In the spirit of reconciliation, respect, reciprocity, and truth, we honour and acknowledge that we live,
work and play on the traditional territories of Indigenous people.
We acknowledge that main office, YLW Medevac base and Southern Interior Flight Centre operate from
the Kelowna International Airport, the traditional, ancestral and unceded territory of the Syilx Okanagan
We acknowledge that YVR Medevac base operates from Vancouver International Airport which sits on
the traditional and unceded territory of the Musqueam people.
We acknowledge that YYC Metro base operates from the Calgary International Airport which sits on the
traditional territory of the Blackfoot Confederacy.
Carson Air believes that acknowledging the land we are fortunate to live and work on, and the people
who came before us, is an important step toward reconciliation. We encourage everyone to educate
themselves on land acknowledgments and Canada’s history with Indigenous people.
What is a land acknowledgement and why do we do it?
A territorial or land acknowledgement recognize the traditional territory of the Indigenous people who
called the land home before the arrival of settlers, and in many cases still do call it home. Acknowledging
someone’s territory was done as a sign of respect to the people whose territory you were entering and
the wisdom and resources that their people provide. Indigenous peoples have been acknowledging the
land at the start of gatherings, ceremonies and events for time immemorial. With the release of the

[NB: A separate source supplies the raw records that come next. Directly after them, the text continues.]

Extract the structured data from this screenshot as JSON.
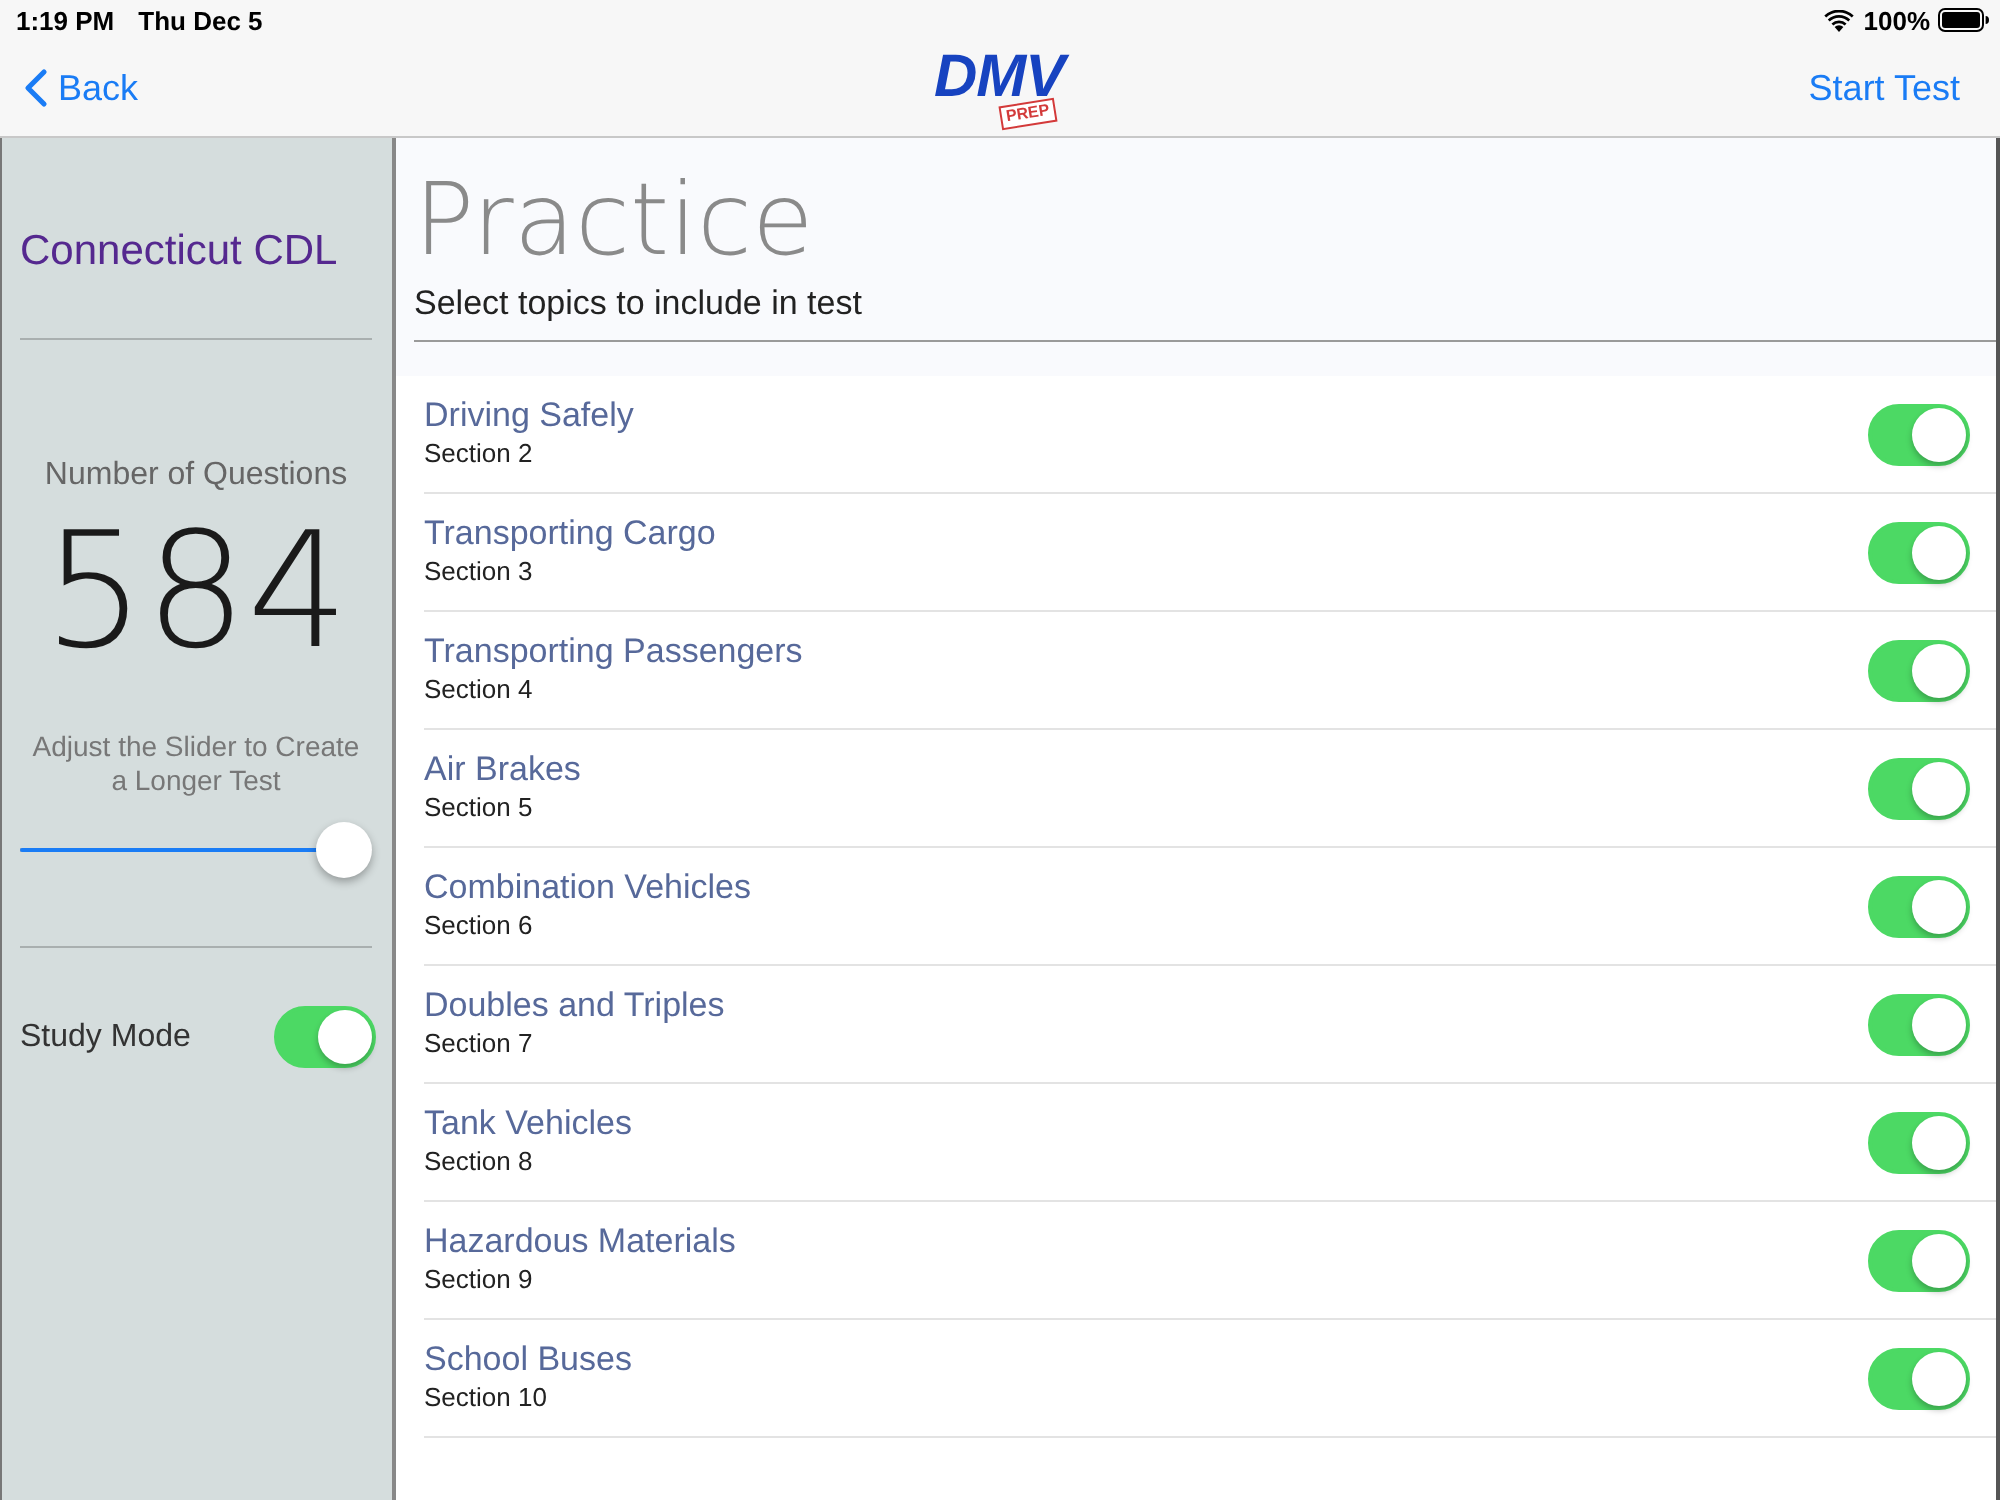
{
  "status_bar": {
    "time": "1:19 PM",
    "date": "Thu Dec 5",
    "battery": "100%"
  },
  "nav_bar": {
    "back": "Back",
    "logo": {
      "text": "DMV",
      "tag": "PREP"
    },
    "action": "Start Test"
  },
  "sidebar": {
    "title": "Connecticut CDL",
    "count_label": "Number of Questions",
    "count": "584",
    "slider_hint": "Adjust the Slider to Create a Longer Test",
    "slider": {
      "level": 1
    },
    "study_mode": {
      "label": "Study Mode",
      "on": true
    }
  },
  "main": {
    "title": "Practice",
    "subtitle": "Select topics to include in test",
    "topics": [
      {
        "name": "Driving Safely",
        "section": "Section 2",
        "on": true
      },
      {
        "name": "Transporting Cargo",
        "section": "Section 3",
        "on": true
      },
      {
        "name": "Transporting Passengers",
        "section": "Section 4",
        "on": true
      },
      {
        "name": "Air Brakes",
        "section": "Section 5",
        "on": true
      },
      {
        "name": "Combination Vehicles",
        "section": "Section 6",
        "on": true
      },
      {
        "name": "Doubles and Triples",
        "section": "Section 7",
        "on": true
      },
      {
        "name": "Tank Vehicles",
        "section": "Section 8",
        "on": true
      },
      {
        "name": "Hazardous Materials",
        "section": "Section 9",
        "on": true
      },
      {
        "name": "School Buses",
        "section": "Section 10",
        "on": true
      }
    ]
  }
}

Truth and Reconciliation Commission, more non‐Indigenous people are becoming aware of the
Providing a land acknowledgement gives time for reflection and demonstrates recognition of Indigenous
lands, treaties and peoples. It involves thinking about what happened in the past and what changes can

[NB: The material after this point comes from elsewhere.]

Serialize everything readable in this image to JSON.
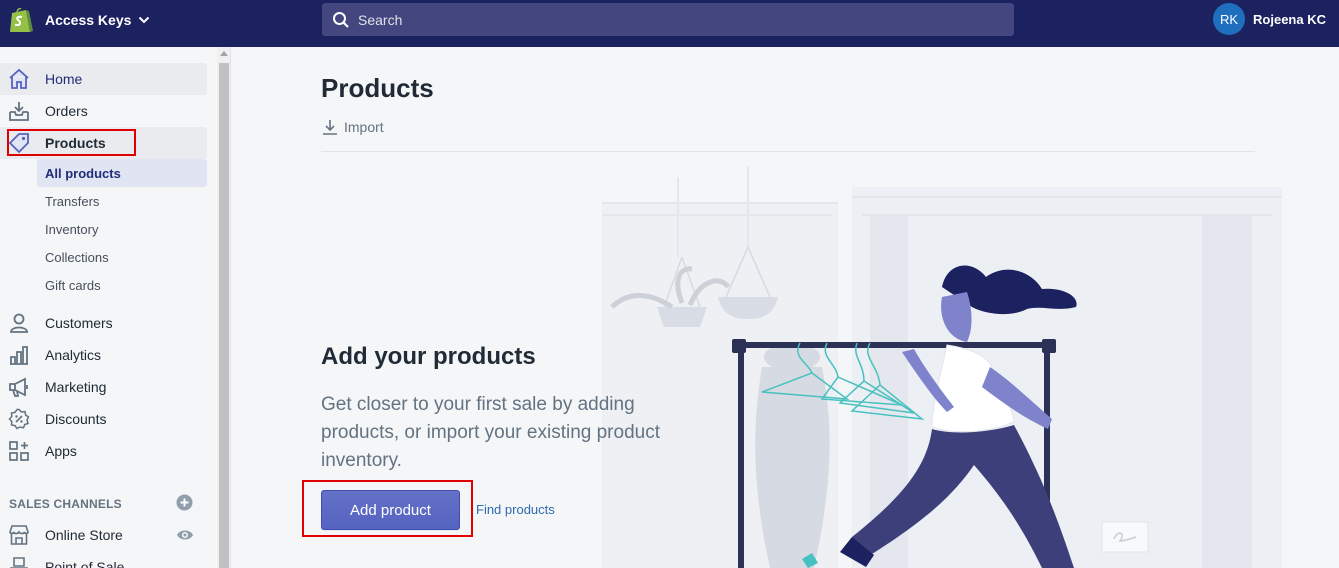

be made going forward in order to further the reconciliation process. Land acknowledgements mark a
small and important step in the process of reconciliation and building a positive relationship with
Indigenous peoples. By making a land acknowledgement we are taking part in an act of reconciliation,
honouring the land and Indigenous presence which dates back over 10,000 years.
Using and participating in a land acknowledgement is a way to recognize the enduring presence and
resilience of Indigenous peoples in this area for time immemorial. They are also a reminder that we are
all accountable to these relationships.